Well, hallelujah! Let all God’s fig lovers give praise. I finally found some ripe figs I could afford in what had been an otherwise disappointingly practically figless summer! First I made preserves, which turned out more like jam as the large figs fell apart, but a few of the smaller ones were reserved for muffins. These muffins here. Oh, and I may well have eaten quite a few just as is. Aren’t ripe figs the best? I can close my eyes and I am 10 years old again, up high in the branches of my grandparents’ fig trees, enjoying the breeze and eating my fill. Sweet!
6-7 fresh sweet ripe, but firm, figs (about 320g)
1 lemon, for zest and juice
1/3 cup or 80ml honey, plus more for drizzling before baking, if desired
1/4 cup or 60ml lemon juice
3/4 cup or 180ml milk
1/4 cup or 60ml canola or other light vegetable oil
2 cups or 250g flour
2 teaspoons baking powder
1/2 teaspoon salt
Preheat your oven to 350°F or 180°C and prepare your 12-cup muffin pan by spraying it with non-stick spray or lining it with muffin papers.
Slice the ends off of your figs and discard. Now slice 12 nice circles from the middle of the figs and set aside. Chop the rest of the figs up roughly.
Combine your flour, baking powder, and salt in a large mixing bowl. Zest your lemon into the bowl and stir well.
Juice the lemon and measure out 1/4 cup or 60ml.
In another smaller bowl, whisk together your egg, honey, milk, lemon juice and oil.
|That's the last of my dark Ugandan honey. Time to go back!|
Fold the wet ingredients into the dry ones and stir until just mixed. There should be some flour showing. Fold in the chopped figs.
Divide your batter between the 12 muffin cups. Top each with a fig slice and push it in slightly. Drizzle on a little extra honey, if desired.
Bake for 20-25 minutes or until an inserted toothpick comes out clean.
Allow to cool for a few minutes in the pans and then remove to continue cooling on a wire rack.
Have you found sweet figs at an affordable price this summer? Or perhaps you are blessed with a fig-bearing tree. I’m rather fond of dried figs as well. Here are a few more recipes that might interest you.

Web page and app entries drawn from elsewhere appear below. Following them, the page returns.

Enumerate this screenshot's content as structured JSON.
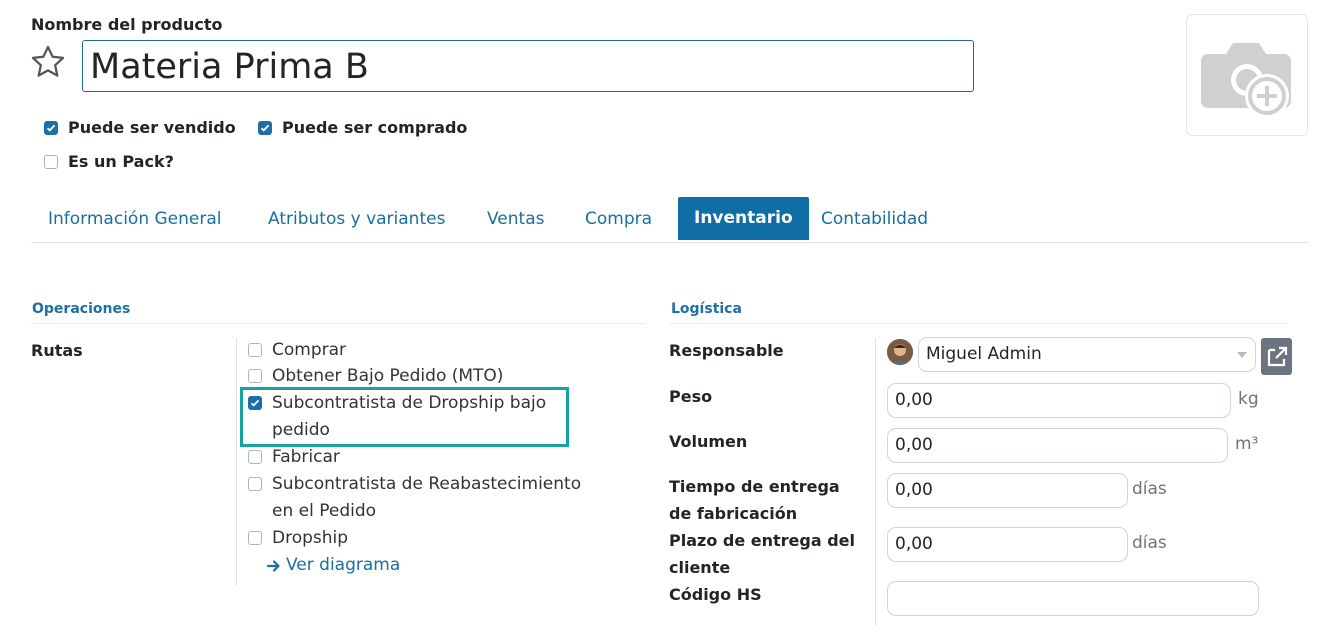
{
  "product": {
    "name_label": "Nombre del producto",
    "name_value": "Materia Prima B",
    "options": [
      {
        "label": "Puede ser vendido",
        "checked": true
      },
      {
        "label": "Puede ser comprado",
        "checked": true
      },
      {
        "label": "Es un Pack?",
        "checked": false
      }
    ]
  },
  "tabs": [
    {
      "label": "Información General",
      "active": false
    },
    {
      "label": "Atributos y variantes",
      "active": false
    },
    {
      "label": "Ventas",
      "active": false
    },
    {
      "label": "Compra",
      "active": false
    },
    {
      "label": "Inventario",
      "active": true
    },
    {
      "label": "Contabilidad",
      "active": false
    }
  ],
  "operaciones": {
    "title": "Operaciones",
    "rutas_label": "Rutas",
    "routes": [
      {
        "label": "Comprar",
        "checked": false
      },
      {
        "label": "Obtener Bajo Pedido (MTO)",
        "checked": false
      },
      {
        "label": "Subcontratista de Dropship bajo pedido",
        "checked": true,
        "highlighted": true
      },
      {
        "label": "Fabricar",
        "checked": false
      },
      {
        "label": "Subcontratista de Reabastecimiento en el Pedido",
        "checked": false
      },
      {
        "label": "Dropship",
        "checked": false
      }
    ],
    "diagram_link": "Ver diagrama"
  },
  "logistica": {
    "title": "Logística",
    "responsable_label": "Responsable",
    "responsable_value": "Miguel Admin",
    "peso_label": "Peso",
    "peso_value": "0,00",
    "peso_unit": "kg",
    "volumen_label": "Volumen",
    "volumen_value": "0,00",
    "volumen_unit": "m³",
    "tiempo_label": "Tiempo de entrega de fabricación",
    "tiempo_value": "0,00",
    "tiempo_unit": "días",
    "plazo_label": "Plazo de entrega del cliente",
    "plazo_value": "0,00",
    "plazo_unit": "días",
    "hs_label": "Código HS",
    "hs_value": ""
  },
  "colors": {
    "accent": "#0f6fa5",
    "highlight_box": "#17a2a2",
    "link": "#1a6fa0"
  },
  "icons": [
    "star-icon",
    "camera-add-icon",
    "arrow-right-icon",
    "external-link-icon",
    "avatar"
  ]
}
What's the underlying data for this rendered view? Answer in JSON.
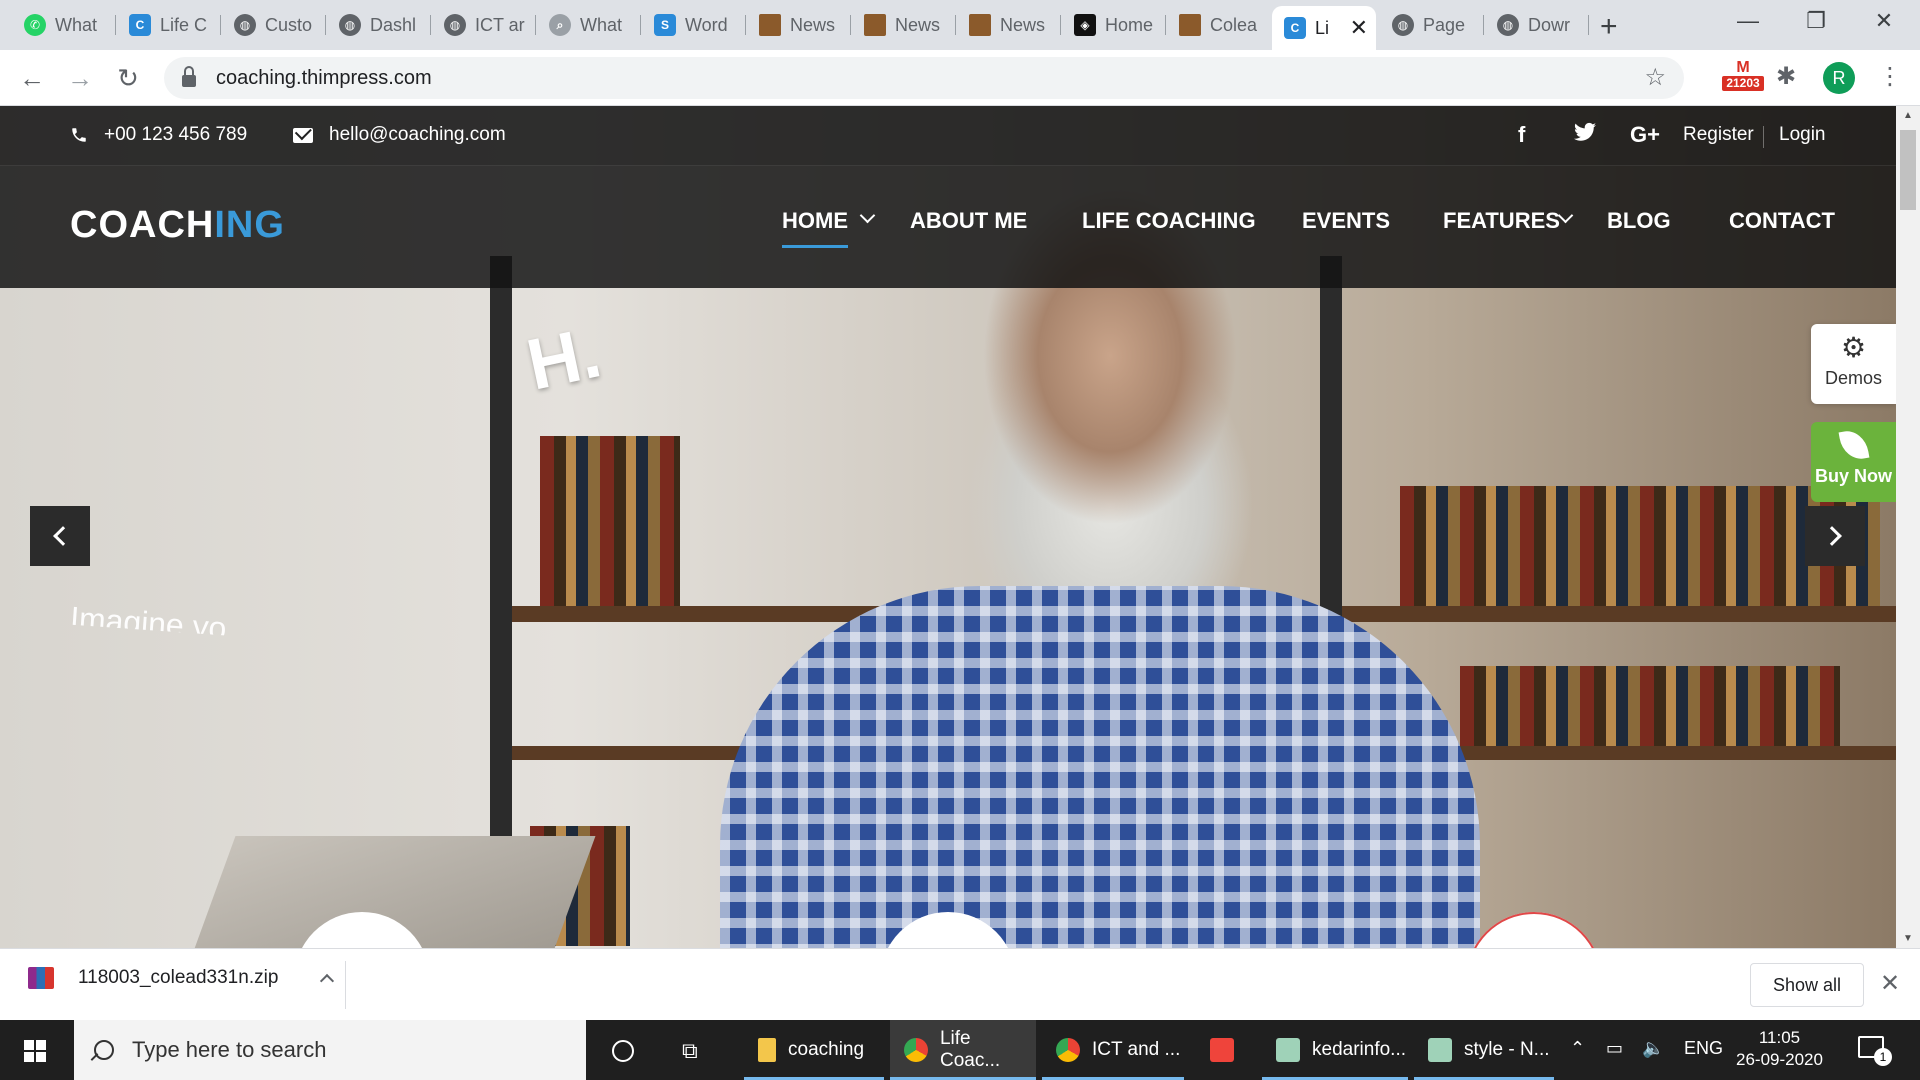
{
  "browser": {
    "tabs": [
      {
        "title": "What",
        "favicon_color": "#25d366",
        "favicon": "whatsapp-icon"
      },
      {
        "title": "Life C",
        "favicon_color": "#2a8ad8",
        "favicon": "c-icon"
      },
      {
        "title": "Custo",
        "favicon_color": "#5f6368",
        "favicon": "globe-icon"
      },
      {
        "title": "Dashl",
        "favicon_color": "#5f6368",
        "favicon": "globe-icon"
      },
      {
        "title": "ICT ar",
        "favicon_color": "#5f6368",
        "favicon": "globe-icon"
      },
      {
        "title": "What",
        "favicon_color": "#9aa0a6",
        "favicon": "search-doc-icon"
      },
      {
        "title": "Word",
        "favicon_color": "#2a8ad8",
        "favicon": "s-icon"
      },
      {
        "title": "News",
        "favicon_color": "#8b5a2b",
        "favicon": "news-icon"
      },
      {
        "title": "News",
        "favicon_color": "#8b5a2b",
        "favicon": "news-icon"
      },
      {
        "title": "News",
        "favicon_color": "#8b5a2b",
        "favicon": "news-icon"
      },
      {
        "title": "Home",
        "favicon_color": "#111111",
        "favicon": "home-logo-icon"
      },
      {
        "title": "Colea",
        "favicon_color": "#8b5a2b",
        "favicon": "news-icon"
      },
      {
        "title": "Li",
        "favicon_color": "#2a8ad8",
        "favicon": "c-icon",
        "active": true
      },
      {
        "title": "Page",
        "favicon_color": "#5f6368",
        "favicon": "globe-icon"
      },
      {
        "title": "Dowr",
        "favicon_color": "#5f6368",
        "favicon": "globe-icon"
      }
    ],
    "url": "coaching.thimpress.com",
    "mail_badge": "21203",
    "profile_initial": "R"
  },
  "site": {
    "topbar": {
      "phone": "+00 123 456 789",
      "email": "hello@coaching.com",
      "social": [
        "f",
        "t",
        "G+"
      ],
      "register": "Register",
      "login": "Login"
    },
    "logo": {
      "part1": "COACH",
      "part2": "ING"
    },
    "accent_color": "#3a9ad9",
    "menu": [
      {
        "label": "HOME",
        "active": true,
        "dropdown": true
      },
      {
        "label": "ABOUT ME"
      },
      {
        "label": "LIFE COACHING"
      },
      {
        "label": "EVENTS"
      },
      {
        "label": "FEATURES",
        "dropdown": true
      },
      {
        "label": "BLOG"
      },
      {
        "label": "CONTACT"
      }
    ],
    "hero": {
      "headline": "H.",
      "subline": "Imagine yo..."
    },
    "side_panel": {
      "demos": "Demos",
      "buy_now": "Buy Now",
      "buy_color": "#6bb33c"
    }
  },
  "downloads": {
    "file": "118003_colead331n.zip",
    "show_all": "Show all"
  },
  "taskbar": {
    "search_placeholder": "Type here to search",
    "apps": [
      {
        "label": "coaching"
      },
      {
        "label": "Life Coac..."
      },
      {
        "label": "ICT and ..."
      },
      {
        "label": "kedarinfo..."
      },
      {
        "label": "style - N..."
      }
    ],
    "language": "ENG",
    "time": "11:05",
    "date": "26-09-2020",
    "notification_count": "1"
  }
}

Gram’s Fig Preserves – Just like my grandmother used to make them
Figgy Jam Muffins – for when you can’t find fresh but really need to bake with figs - this was me earlier this summer!